How does it work?
We typically see the dreams during REM (Rapid Eye Movement) phase. The device detects your REM and pushes mild electric impulses to the prefrontal cortex at a frequency of 40 Hz. It brings the logical brain back into service and makes you realize that you must be in a dream.
You’ll recognize the dream by millions of different signs that contradicts the reality because your consciousness evokes.
I was happy to lend Nathan my Thync. I knew he’d get to the bottom of what exactly was going on. Especially in the context of exploring TES, pulsed wave forms and some of the older technologies I’d recently been made aware of in my interview with Anna Wexler, I knew the Thync device would represent the state of the art. Jamie Tyler had arranged for me to have one, most likely in my capacity as a blogger and reporter of all things related to neurostimulation. I myself did not experience any significant effects using the Thync though I did find myself using it frequently – mostly the Calm vibe.

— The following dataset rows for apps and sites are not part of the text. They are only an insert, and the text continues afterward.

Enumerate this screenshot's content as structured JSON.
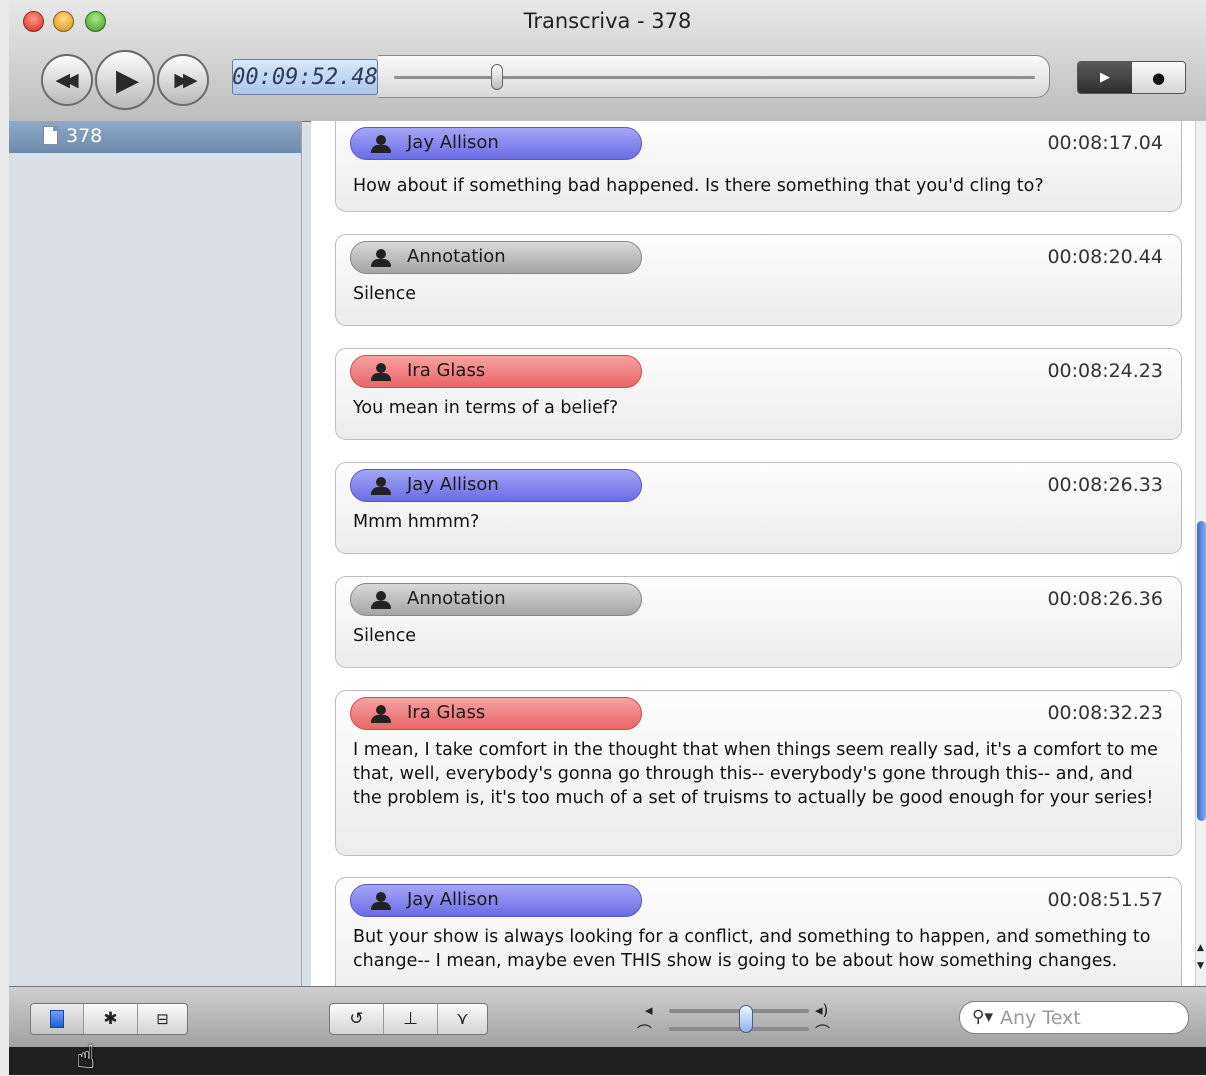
{
  "window": {
    "title": "Transcriva - 378"
  },
  "transport": {
    "time_display": "00:09:52.48",
    "scrub_position": 0.16,
    "mode_play_icon": "play-icon",
    "mode_record_icon": "record-icon"
  },
  "sidebar": {
    "items": [
      {
        "label": "378",
        "icon": "document-icon",
        "selected": true
      }
    ]
  },
  "transcript": {
    "entries": [
      {
        "speaker": "Jay Allison",
        "color": "#7173ec",
        "time": "00:08:17.04",
        "text": "How about if something bad happened. Is there something that you'd cling to?"
      },
      {
        "speaker": "Annotation",
        "color": "#b2b2b2",
        "time": "00:08:20.44",
        "text": "Silence"
      },
      {
        "speaker": "Ira Glass",
        "color": "#ee7070",
        "time": "00:08:24.23",
        "text": "You mean in terms of a belief?"
      },
      {
        "speaker": "Jay Allison",
        "color": "#7173ec",
        "time": "00:08:26.33",
        "text": "Mmm hmmm?"
      },
      {
        "speaker": "Annotation",
        "color": "#b2b2b2",
        "time": "00:08:26.36",
        "text": "Silence"
      },
      {
        "speaker": "Ira Glass",
        "color": "#ee7070",
        "time": "00:08:32.23",
        "text": "I mean, I take comfort in the thought that when things seem really sad, it's a comfort to me that, well, everybody's gonna go through this-- everybody's gone through this-- and, and the problem is, it's too much of a set of truisms to actually be good enough for your series!"
      },
      {
        "speaker": "Jay Allison",
        "color": "#7173ec",
        "time": "00:08:51.57",
        "text": "But your show is always looking for a conflict, and something to happen, and something to change-- I mean, maybe even THIS show is going to be about how something changes."
      }
    ]
  },
  "bottombar": {
    "view_buttons": [
      "document-icon",
      "gear-icon",
      "presentation-icon"
    ],
    "edit_buttons": [
      "loop-icon",
      "split-icon",
      "merge-icon"
    ],
    "volume_level": 0.55,
    "search_placeholder": "Any Text"
  }
}
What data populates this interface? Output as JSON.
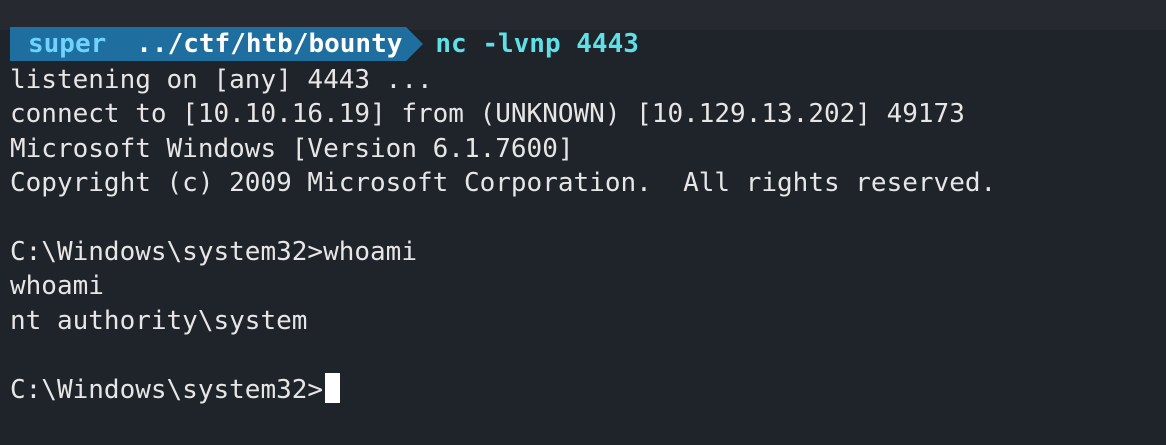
{
  "prompt": {
    "user": "super",
    "path": "../ctf/htb/bounty",
    "command": "nc -lvnp 4443"
  },
  "output": {
    "listening": "listening on [any] 4443 ...",
    "connect": "connect to [10.10.16.19] from (UNKNOWN) [10.129.13.202] 49173",
    "windows_version": "Microsoft Windows [Version 6.1.7600]",
    "copyright": "Copyright (c) 2009 Microsoft Corporation.  All rights reserved.",
    "cmd1": "C:\\Windows\\system32>whoami",
    "echo": "whoami",
    "result": "nt authority\\system",
    "cmd2": "C:\\Windows\\system32>"
  },
  "colors": {
    "background": "#1f232a",
    "prompt_segment": "#1e6fa0",
    "user_text": "#6fd3ff",
    "command_text": "#5ee0e6",
    "output_text": "#e6e6e6"
  }
}
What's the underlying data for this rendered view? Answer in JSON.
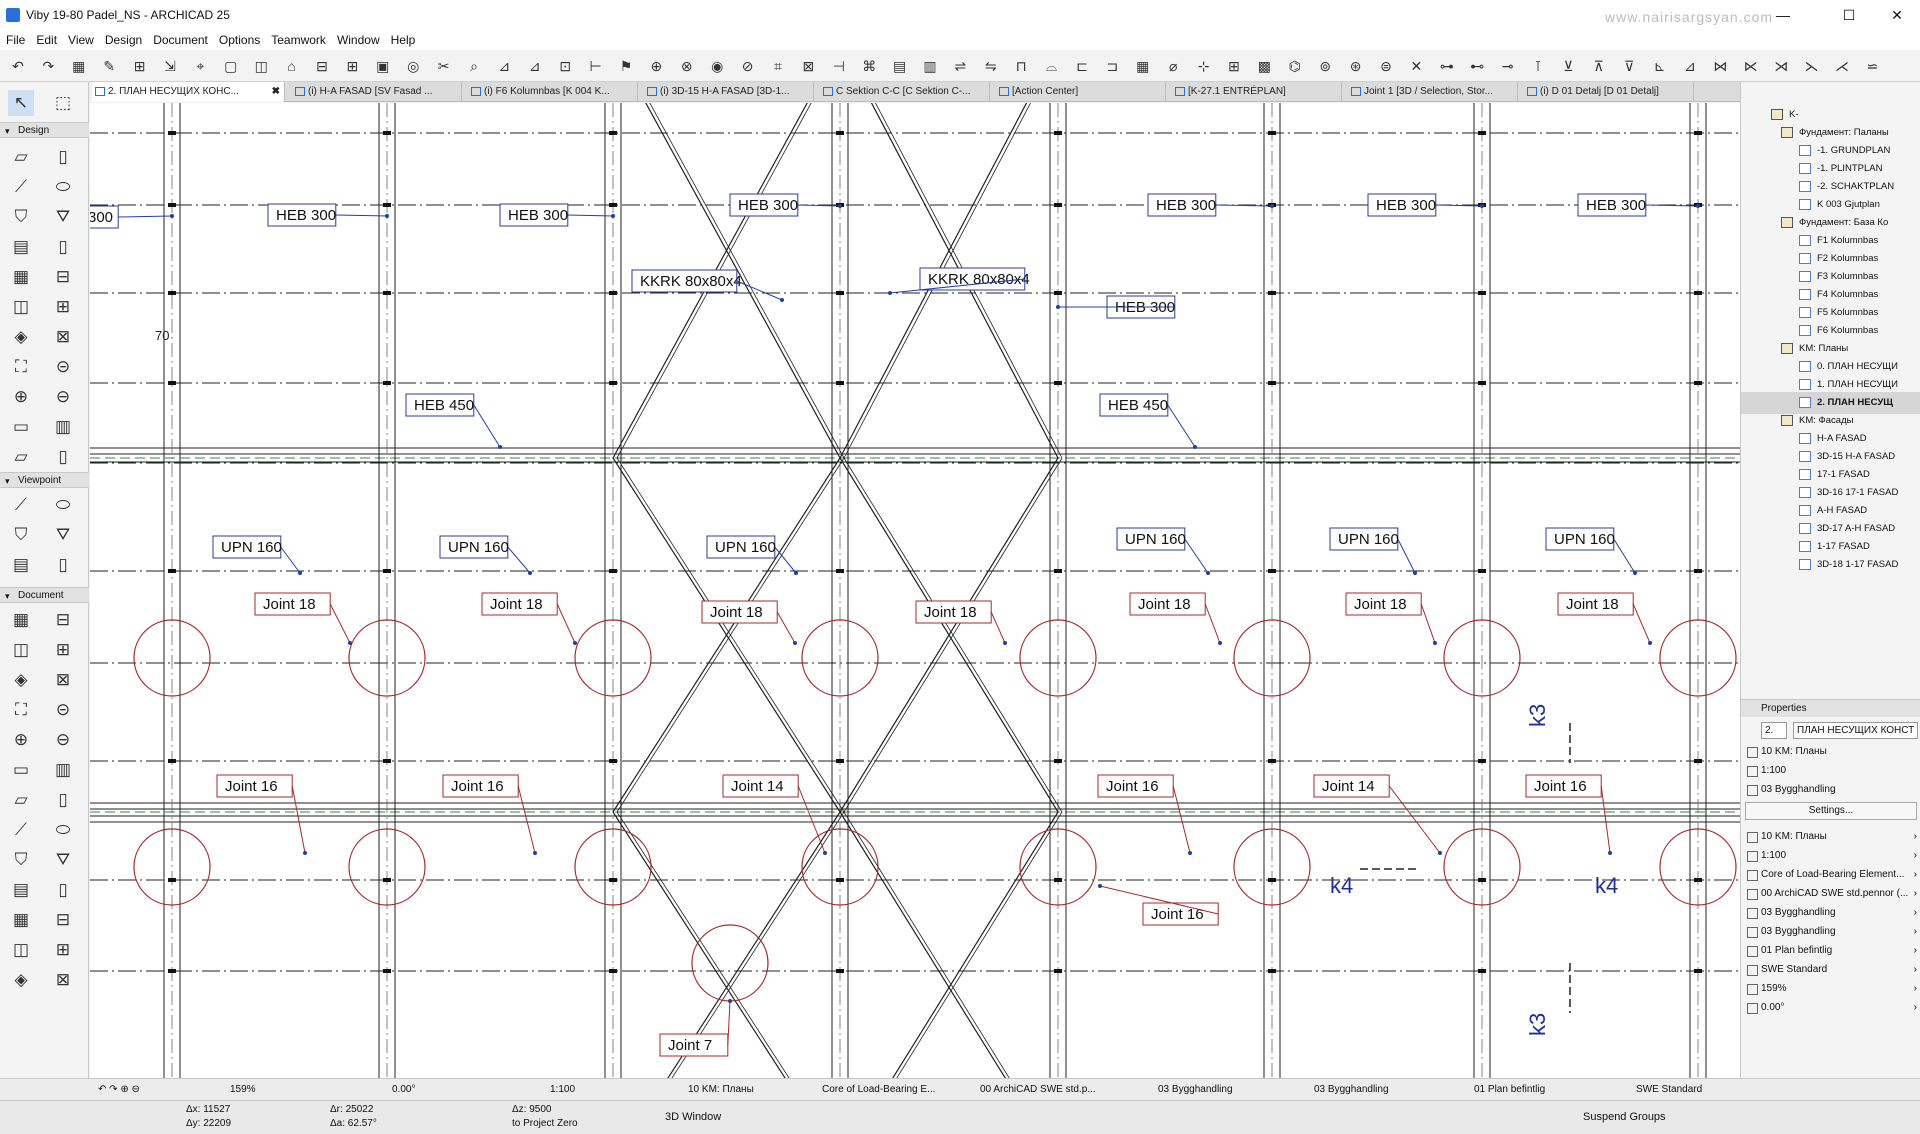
{
  "window": {
    "title": "Viby 19-80 Padel_NS - ARCHICAD 25",
    "watermark": "www.nairisargsyan.com",
    "min": "—",
    "max": "☐",
    "close": "✕"
  },
  "menu": [
    "File",
    "Edit",
    "View",
    "Design",
    "Document",
    "Options",
    "Teamwork",
    "Window",
    "Help"
  ],
  "tabs": [
    {
      "label": "2. ПЛАН НЕСУЩИХ КОНС...",
      "close": "✖",
      "active": true
    },
    {
      "label": "(i) H-A FASAD  [SV Fasad ..."
    },
    {
      "label": "(i) F6 Kolumnbas [K 004 K..."
    },
    {
      "label": "(i) 3D-15 H-A FASAD [3D-1..."
    },
    {
      "label": "C Sektion C-C [C Sektion C-..."
    },
    {
      "label": "[Action Center]"
    },
    {
      "label": "[K-27.1 ENTRÉPLAN]"
    },
    {
      "label": "Joint 1 [3D / Selection, Stor..."
    },
    {
      "label": "(i) D 01 Detalj [D 01 Detalj]"
    }
  ],
  "toolbox": {
    "design": "Design",
    "viewpoint": "Viewpoint",
    "document": "Document"
  },
  "drawing": {
    "labels": {
      "heb300": "HEB 300",
      "heb300_cut": "300",
      "heb450": "HEB 450",
      "upn160": "UPN 160",
      "kkrk": "KKRK 80x80x4",
      "joint18": "Joint 18",
      "joint16": "Joint 16",
      "joint14": "Joint 14",
      "joint7": "Joint 7",
      "k3": "k3",
      "k4": "k4",
      "dim70": "70"
    }
  },
  "navigator": {
    "items": [
      {
        "label": "K-",
        "icon": "folder"
      },
      {
        "label": "Фундамент: Паланы",
        "icon": "folder"
      },
      {
        "label": "-1. GRUNDPLAN",
        "icon": "plan"
      },
      {
        "label": "-1. PLINTPLAN",
        "icon": "plan"
      },
      {
        "label": "-2. SCHAKTPLAN",
        "icon": "plan"
      },
      {
        "label": "K 003 Gjutplan",
        "icon": "plan"
      },
      {
        "label": "Фундамент: База Ко",
        "icon": "folder"
      },
      {
        "label": "F1 Kolumnbas",
        "icon": "detail"
      },
      {
        "label": "F2 Kolumnbas",
        "icon": "detail"
      },
      {
        "label": "F3 Kolumnbas",
        "icon": "detail"
      },
      {
        "label": "F4 Kolumnbas",
        "icon": "detail"
      },
      {
        "label": "F5 Kolumnbas",
        "icon": "detail"
      },
      {
        "label": "F6 Kolumnbas",
        "icon": "detail"
      },
      {
        "label": "KM: Планы",
        "icon": "folder"
      },
      {
        "label": "0. ПЛАН НЕСУЩИ",
        "icon": "plan"
      },
      {
        "label": "1. ПЛАН НЕСУЩИ",
        "icon": "plan"
      },
      {
        "label": "2. ПЛАН НЕСУЩ",
        "icon": "plan",
        "selected": true
      },
      {
        "label": "KM: Фасады",
        "icon": "folder"
      },
      {
        "label": "H-A FASAD",
        "icon": "elev"
      },
      {
        "label": "3D-15 H-A FASAD",
        "icon": "3d"
      },
      {
        "label": "17-1  FASAD",
        "icon": "elev"
      },
      {
        "label": "3D-16 17-1 FASAD",
        "icon": "3d"
      },
      {
        "label": "A-H FASAD",
        "icon": "elev"
      },
      {
        "label": "3D-17 A-H FASAD",
        "icon": "3d"
      },
      {
        "label": "1-17 FASAD",
        "icon": "elev"
      },
      {
        "label": "3D-18 1-17 FASAD",
        "icon": "3d"
      }
    ]
  },
  "properties": {
    "header": "Properties",
    "id": "2.",
    "name": "ПЛАН НЕСУЩИХ КОНСТ",
    "rows_top": [
      "10 KM: Планы",
      "1:100",
      "03 Bygghandling"
    ],
    "settings": "Settings...",
    "rows": [
      "10 KM: Планы",
      "1:100",
      "Core of Load-Bearing Element...",
      "00 ArchiCAD SWE std.pennor (...",
      "03 Bygghandling",
      "03 Bygghandling",
      "01 Plan befintlig",
      "SWE Standard",
      "159%",
      "0.00°"
    ]
  },
  "statusbar": {
    "zoom": "159%",
    "angle": "0.00°",
    "scale": "1:100",
    "layer": "10 KM: Планы",
    "structure": "Core of Load-Bearing E...",
    "pen": "00 ArchiCAD SWE std.p...",
    "model": "03 Bygghandling",
    "override": "03 Bygghandling",
    "renovation": "01 Plan befintlig",
    "dim": "SWE Standard"
  },
  "coords": {
    "dx": "Δx: 11527",
    "dy": "Δy: 22209",
    "dr": "Δr: 25022",
    "da": "Δa: 62.57°",
    "dz": "Δz: 9500",
    "ref": "to Project Zero"
  },
  "bottom": {
    "window3d": "3D Window",
    "suspend": "Suspend Groups"
  }
}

Was there some effect lying just below consciousness that my body was reacting to? Certainly nothing like the experience Manoush Zomorodi had trying Thync for her podcast episode Forget Edibles: Getting High on Wearables (really a must hear).
Focus has posted a new page on their site which directs new users to show caution in their use of DIY tDCS. Focus goes so far as to caution people under the age of 18 not to try it.
If you are under 18 you should stop here. tDCS is not suitable for children and should not be used. This is because your brain is still developing and you don’t need to mess with its neuroplasticity.
The page goes on to list the known risks and a few benefits. Interestingly, it does not mention depression. I would have to imagine due to the possibility of crossing that nebulous regulatory line around ‘medical devices’.
Focus is, as I understand it, in the midst of fulfilling orders for their GoFlow device. You can read a full review of the GoFlow on SpeakWisdom, the (primarily) tDCS-related site authored by Dr. Brent Williams. Go Flow Pro, Nice Brain Stimulation Kit!
Memory has always fascinated me and it’s thrilling to be alive at a time when breakthroughs in our understanding of memory are happening so frequently. I had never heard of Highly Superior Autobiographical Memory before catching a recent (this will slip behind a paywall in a week or so) This American Life episode that features Jill Price discussing how having the extremely rare condition, HSAM for short, has left her ruminating over her husbands passing for years. (More about Jill Price from 60 Minutes Australia here).
As someone who has journaled for most of my adult life the idea of being able to recall every single day in vivid detail seemed thrilling and I wondered if Jill Price’s experience was the norm among people with HSAM. That led to these 60 Minute pieces. The first two are from 2010.
After the show aired, hundreds of people contacted Dr. James McGaugh including the family of 10 year old Jake Hausler who also has HSAM. Scientists at Washington University are working with Jake to try to understand how it’s done.
And finally, this NOVA piece on memory has an update on the Jake Hausler research, and also delves into a wide variety of cutting edge memory research.